But, for the first time ever, the Mental Health Association of America is talking about hoarding.
Specifically, in this year’s campaign, there’s actually a focus on the difference between compulsive buying vs hoarding disorder.
So, what’s the difference? And why does it matter? And why on earth is a property damage restoration blog writing about this?
First, some statistics:
Everybody shops. We have to. It’s the only way to replace consumables and necessities.
But, did you know that in 2016 Americans spent over 4.8 Trillion dollars on retail purchases? Yeah, that’s trillion with a “T”!
That’s enough to cover the entire Earth in $100 bills!
Most of us have an internal mechanism that tells us when to shop and when to stop.
But for 5.8% of Americans with compulsive buying disorder, there’s an uncontrollable desire to shop.
As you can imagine, that results in uncountable hours lost time and lost money.
But how is compulsive buying related to hoarding disorder?
Believe it or not, not everyone with compulsive buying disorder is a hoarder.
As a matter of fact, only 61% of people with hoarding problems meet the criteria for compulsive buying.
So here are the key differences between the two:
First, what separates compulsive buyers from hoarders the reason behind the buying or the hoarding. For compulsive buyers, it’s the process of shopping. It’s like “retail” therapy gone waaay overboard. But for hoarders, the focus is the item being acquired.
Second, there are differences in motivation between the two behaviors. For compulsive buyers, the behavior relieves negative emotions or to elevates status. But, for people with hoarding disorder, it’s usually a sentimental attachment to an object.
Third, for people with hoarding disorder, there’s a strong emotional attachment to the items they purchase. And, they’re unwilling to give them up, except under duress. Yet, it doesn’t seem like people with compulsive buying disorder suffer the same amount of emotional attachment to their purchases. For whatever reason, people who buy compulsively appear to let go of their purchases with ease, perhaps because it gives them a reason to shop some more.
Fourth, for compulsive buyers the items are either hidden or flaunted. Whereas the defining feature of hoarding behavior that makes it a psychiatric disorder is that items are accumulated to the point where they impair safety and functioning.
And finally, it appears there are gender differences among the two risky behaviors. Compulsive buyers are much more likely to be women, while hoarding disorder is more commonly diagnosed in men.
But why is a property damage restoration blog discussing compulsive buying vs hoarding disorder?
Here at PuroClean Emergency Recovery Services, we’ve witnessed all types of hoarding disorder, both animal and object hoarding. We’ve also seen what happens to Philadelphia area homes and families when compulsive buying disorder becomes something much worse.
Over the years, we’ve assisted many children and their parents come to terms with the crises of cleanup with compassion and expertise. But, we know that without professional intervention, the hoarding or compulsive buying behaviors will continue.

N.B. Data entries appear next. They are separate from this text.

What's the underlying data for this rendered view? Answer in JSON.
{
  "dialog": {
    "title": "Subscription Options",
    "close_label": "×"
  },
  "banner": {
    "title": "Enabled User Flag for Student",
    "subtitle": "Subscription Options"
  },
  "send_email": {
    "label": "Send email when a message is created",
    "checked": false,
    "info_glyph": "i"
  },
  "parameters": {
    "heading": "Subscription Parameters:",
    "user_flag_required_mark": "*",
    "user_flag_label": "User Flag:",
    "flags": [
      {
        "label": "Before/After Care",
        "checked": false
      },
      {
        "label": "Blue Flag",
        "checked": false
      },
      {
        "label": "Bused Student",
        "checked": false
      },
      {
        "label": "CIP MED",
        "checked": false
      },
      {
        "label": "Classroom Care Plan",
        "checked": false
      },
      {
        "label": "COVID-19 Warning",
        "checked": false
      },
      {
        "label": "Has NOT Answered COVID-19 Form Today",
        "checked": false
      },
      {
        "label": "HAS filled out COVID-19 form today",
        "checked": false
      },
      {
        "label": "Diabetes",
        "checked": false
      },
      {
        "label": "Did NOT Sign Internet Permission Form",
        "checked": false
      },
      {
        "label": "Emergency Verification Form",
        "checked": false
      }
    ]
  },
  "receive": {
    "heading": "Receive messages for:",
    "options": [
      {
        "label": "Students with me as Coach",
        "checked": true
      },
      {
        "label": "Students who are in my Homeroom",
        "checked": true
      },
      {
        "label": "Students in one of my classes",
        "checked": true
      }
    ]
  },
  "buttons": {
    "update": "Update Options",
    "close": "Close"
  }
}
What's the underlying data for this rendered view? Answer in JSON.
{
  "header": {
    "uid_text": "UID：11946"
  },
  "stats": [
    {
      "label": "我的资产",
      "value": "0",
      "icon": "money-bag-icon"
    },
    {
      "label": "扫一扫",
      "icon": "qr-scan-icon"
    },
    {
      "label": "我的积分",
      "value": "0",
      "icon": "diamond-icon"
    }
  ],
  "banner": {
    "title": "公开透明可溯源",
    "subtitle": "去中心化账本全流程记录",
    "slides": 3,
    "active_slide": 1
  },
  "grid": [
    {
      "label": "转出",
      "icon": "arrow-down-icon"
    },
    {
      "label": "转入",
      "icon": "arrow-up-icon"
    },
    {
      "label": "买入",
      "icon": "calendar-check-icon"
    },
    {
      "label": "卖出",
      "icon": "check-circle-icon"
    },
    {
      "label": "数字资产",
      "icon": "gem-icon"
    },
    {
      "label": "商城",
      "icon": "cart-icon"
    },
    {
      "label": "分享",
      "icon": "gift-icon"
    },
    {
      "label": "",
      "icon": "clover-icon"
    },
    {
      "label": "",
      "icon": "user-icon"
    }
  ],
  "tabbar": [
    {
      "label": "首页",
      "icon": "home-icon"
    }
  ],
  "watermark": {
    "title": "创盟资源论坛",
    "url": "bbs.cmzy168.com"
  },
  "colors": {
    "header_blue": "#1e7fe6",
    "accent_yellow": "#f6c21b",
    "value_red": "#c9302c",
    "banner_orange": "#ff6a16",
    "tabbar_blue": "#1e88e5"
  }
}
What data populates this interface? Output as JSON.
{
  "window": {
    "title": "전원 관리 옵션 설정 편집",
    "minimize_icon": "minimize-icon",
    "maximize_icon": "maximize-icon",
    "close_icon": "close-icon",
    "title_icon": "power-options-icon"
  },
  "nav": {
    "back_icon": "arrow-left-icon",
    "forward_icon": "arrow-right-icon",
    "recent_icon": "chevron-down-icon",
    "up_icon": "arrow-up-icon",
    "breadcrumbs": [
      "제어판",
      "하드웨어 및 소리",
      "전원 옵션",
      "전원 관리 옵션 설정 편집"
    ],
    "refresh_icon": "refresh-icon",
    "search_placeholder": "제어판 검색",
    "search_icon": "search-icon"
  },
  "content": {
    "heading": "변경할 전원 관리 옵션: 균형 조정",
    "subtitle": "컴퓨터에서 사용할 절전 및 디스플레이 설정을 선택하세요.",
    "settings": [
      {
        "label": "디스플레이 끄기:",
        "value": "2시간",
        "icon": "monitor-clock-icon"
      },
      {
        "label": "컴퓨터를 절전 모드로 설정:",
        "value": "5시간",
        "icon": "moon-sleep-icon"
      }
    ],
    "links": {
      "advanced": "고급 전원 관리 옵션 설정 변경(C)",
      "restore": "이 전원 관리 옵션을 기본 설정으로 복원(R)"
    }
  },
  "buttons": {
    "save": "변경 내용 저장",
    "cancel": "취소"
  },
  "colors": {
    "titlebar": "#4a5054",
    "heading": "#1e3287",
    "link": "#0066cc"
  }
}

That’s why we have a list of professionals who are experts in treating compulsive buying disorder as well as hoarding disorder on our website here.
So if you, or someone you love needs help with the crises of cleanup, in the Philadelphia, PA and Cherry Hill, NJ area give us a call at 877-750-7876.